Harnessing existing and otherwise safe antibody-targeting strategies and combining them with chemotherapy or other bioactive compounds or as a bispecific dual antibody moiety are an exciting strategy of protein engineering that is emerging and coming into its own in oncology.
If you haven't heard or were not at the 2022 American Society of Clinical Oncology (ASCO) Annual Meeting, very exciting findings emerged during the plenary session focusing on the results of the DESTINY-Breast04 trial (NCT03734029). This study evaluated the use of an antibody-drug conjugate (ADC), fam-trastuzumab deruxtecan-nxki (Enhertu), with a chemotherapy payload attached to the HER2 antibody targeting breast cancer with low expression of HER2. The results for progression-free survival and significantly improved overall survival in patients with low HER2 expression, regardless of hormonereceptor status, compared with standard chemotherapy were exciting.

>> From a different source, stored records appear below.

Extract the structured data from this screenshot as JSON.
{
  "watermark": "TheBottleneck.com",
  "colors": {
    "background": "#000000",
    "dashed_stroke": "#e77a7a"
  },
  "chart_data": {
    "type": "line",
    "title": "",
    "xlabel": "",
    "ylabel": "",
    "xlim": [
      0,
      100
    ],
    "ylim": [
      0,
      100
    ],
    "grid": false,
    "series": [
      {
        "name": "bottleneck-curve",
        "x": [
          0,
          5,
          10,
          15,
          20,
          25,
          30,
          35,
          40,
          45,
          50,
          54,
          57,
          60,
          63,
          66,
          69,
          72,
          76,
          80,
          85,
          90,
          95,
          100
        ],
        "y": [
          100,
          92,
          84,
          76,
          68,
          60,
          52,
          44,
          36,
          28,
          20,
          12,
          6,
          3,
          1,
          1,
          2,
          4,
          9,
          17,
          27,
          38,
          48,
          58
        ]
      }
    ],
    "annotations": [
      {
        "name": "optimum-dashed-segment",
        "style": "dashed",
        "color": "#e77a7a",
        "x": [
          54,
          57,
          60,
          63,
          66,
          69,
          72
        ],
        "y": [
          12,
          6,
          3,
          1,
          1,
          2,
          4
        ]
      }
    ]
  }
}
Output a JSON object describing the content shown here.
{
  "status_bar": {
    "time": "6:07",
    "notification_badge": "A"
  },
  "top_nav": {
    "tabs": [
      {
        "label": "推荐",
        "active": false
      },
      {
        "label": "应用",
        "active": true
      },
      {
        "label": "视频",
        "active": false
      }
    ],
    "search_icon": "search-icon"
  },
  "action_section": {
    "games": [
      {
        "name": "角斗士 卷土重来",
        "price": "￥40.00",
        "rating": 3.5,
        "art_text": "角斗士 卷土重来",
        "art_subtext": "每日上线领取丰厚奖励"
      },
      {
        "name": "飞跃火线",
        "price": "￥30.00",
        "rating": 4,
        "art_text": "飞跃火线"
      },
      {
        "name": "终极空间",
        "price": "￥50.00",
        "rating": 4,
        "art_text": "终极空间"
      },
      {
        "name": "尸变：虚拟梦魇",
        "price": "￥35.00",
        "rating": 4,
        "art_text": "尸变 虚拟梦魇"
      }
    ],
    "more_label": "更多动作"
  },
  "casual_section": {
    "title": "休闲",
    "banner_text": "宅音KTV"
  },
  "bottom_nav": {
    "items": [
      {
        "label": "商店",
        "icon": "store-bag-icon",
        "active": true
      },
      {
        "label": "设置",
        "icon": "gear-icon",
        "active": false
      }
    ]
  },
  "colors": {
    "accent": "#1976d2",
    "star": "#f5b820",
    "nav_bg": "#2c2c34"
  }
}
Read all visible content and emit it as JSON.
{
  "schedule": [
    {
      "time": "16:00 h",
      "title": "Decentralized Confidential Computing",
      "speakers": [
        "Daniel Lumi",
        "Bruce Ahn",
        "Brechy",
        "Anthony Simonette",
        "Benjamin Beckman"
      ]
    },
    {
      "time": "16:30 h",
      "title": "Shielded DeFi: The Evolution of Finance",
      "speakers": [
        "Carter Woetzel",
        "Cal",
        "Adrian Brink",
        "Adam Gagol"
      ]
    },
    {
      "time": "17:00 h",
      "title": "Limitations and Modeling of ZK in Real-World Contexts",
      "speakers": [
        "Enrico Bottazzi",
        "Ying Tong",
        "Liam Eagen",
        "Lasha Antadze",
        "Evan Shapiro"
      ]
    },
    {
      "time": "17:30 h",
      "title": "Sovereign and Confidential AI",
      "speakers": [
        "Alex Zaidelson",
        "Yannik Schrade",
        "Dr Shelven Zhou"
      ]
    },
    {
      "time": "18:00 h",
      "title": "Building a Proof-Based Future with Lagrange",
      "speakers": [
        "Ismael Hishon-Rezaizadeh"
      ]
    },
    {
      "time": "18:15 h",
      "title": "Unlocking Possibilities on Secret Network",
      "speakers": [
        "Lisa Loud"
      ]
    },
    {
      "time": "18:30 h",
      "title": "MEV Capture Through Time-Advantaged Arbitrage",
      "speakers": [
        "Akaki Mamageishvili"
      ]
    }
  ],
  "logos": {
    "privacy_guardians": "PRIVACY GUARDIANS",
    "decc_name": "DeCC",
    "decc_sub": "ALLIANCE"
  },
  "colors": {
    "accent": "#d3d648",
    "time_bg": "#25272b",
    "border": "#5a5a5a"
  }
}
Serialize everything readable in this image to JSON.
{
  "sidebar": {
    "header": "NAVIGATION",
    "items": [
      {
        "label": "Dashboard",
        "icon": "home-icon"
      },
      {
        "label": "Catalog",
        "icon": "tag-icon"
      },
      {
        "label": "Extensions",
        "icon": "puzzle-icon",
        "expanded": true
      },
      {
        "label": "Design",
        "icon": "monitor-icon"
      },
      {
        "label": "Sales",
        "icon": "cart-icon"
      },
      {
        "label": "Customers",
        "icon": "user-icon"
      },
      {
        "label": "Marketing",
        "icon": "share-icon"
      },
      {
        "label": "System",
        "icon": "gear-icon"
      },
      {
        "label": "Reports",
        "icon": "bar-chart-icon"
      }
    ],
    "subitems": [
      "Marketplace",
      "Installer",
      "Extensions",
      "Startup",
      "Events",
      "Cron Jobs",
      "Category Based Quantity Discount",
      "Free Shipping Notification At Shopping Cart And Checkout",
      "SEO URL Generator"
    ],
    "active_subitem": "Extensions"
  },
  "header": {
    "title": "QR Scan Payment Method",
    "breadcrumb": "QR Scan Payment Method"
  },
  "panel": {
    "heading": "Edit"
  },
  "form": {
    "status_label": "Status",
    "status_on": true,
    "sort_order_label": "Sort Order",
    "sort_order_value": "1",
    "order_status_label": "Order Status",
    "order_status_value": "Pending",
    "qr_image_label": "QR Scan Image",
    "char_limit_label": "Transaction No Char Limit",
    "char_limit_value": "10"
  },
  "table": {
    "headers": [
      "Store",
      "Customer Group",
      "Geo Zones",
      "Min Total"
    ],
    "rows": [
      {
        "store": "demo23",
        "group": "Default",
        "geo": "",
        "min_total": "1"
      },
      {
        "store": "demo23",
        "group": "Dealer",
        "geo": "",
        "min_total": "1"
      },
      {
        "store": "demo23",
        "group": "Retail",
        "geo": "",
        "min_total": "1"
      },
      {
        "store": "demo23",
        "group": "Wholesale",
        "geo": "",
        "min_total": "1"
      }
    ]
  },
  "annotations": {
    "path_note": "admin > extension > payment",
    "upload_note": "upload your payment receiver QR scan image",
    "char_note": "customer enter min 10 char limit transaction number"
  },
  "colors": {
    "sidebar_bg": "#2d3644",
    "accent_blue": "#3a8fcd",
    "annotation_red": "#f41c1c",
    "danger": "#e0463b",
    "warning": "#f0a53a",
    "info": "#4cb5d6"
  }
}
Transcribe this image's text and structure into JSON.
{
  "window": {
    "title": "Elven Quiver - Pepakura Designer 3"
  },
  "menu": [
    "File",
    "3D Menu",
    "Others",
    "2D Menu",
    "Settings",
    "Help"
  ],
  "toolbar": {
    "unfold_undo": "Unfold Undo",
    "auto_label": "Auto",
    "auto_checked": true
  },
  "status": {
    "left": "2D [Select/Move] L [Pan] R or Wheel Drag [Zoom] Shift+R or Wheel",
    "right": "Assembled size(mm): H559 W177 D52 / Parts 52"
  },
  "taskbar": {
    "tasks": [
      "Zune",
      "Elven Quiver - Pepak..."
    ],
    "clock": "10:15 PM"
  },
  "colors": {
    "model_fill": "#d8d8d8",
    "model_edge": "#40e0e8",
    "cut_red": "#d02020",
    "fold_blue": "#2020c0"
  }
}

As a phase 3 trial targeting a previously unaddressed population of patients, this was one of those ASCO meetings that truly energized the field. Initially, trastuzumab was only useful for that fraction of patients with high HER2 expression. Now using this ADC therapy, those patients with low expression are candidates for an exciting and effective new oncologic therapy.
Secondly, a number of patients may express HER2 but not at the high levels seen in a subset of breast cancer patients. Thus, these other solid tumors may now have a new therapy available, including urologic and lung cancers and some types of head and neck and salivary cancers, with ongoing trials currently accruing. Furthermore, the concept of the ADC may not only overcome resistance when the protein is present at high levels, but the payload of chemotherapy may provide an amplification and multiplier effect to the tumor antigen–targeted therapeutic antibody itself.
Harnessing existing and otherwise safe antibody-targeting strategies and combining them with chemotherapy or other bioactive compounds or as a bispecific dual antibody moiety are an exciting strategy of protein engineering that is emerging and coming into its own in oncology. Although we certainly do need to monitor for unexpected or similarly amplified toxicities, let us not forget that part of the excitement of the plenary session and the DESTINY-Breast04 success was that it was collectively shared and experienced at ASCO. The energizing effect for the trainees and the experienced clinical investigators was palpable. It also teaches us that trials do work and do change practice. It pays to offer clinical trials to our patients and slog through the sometimes-tedious work of developing a protocol, getting it funded, and carrying it to fruition. Thus, it was a great experience to be present again at ASCO in the plenary session. Here’s to many more experiences together with such exciting and positive data benefitting our patients.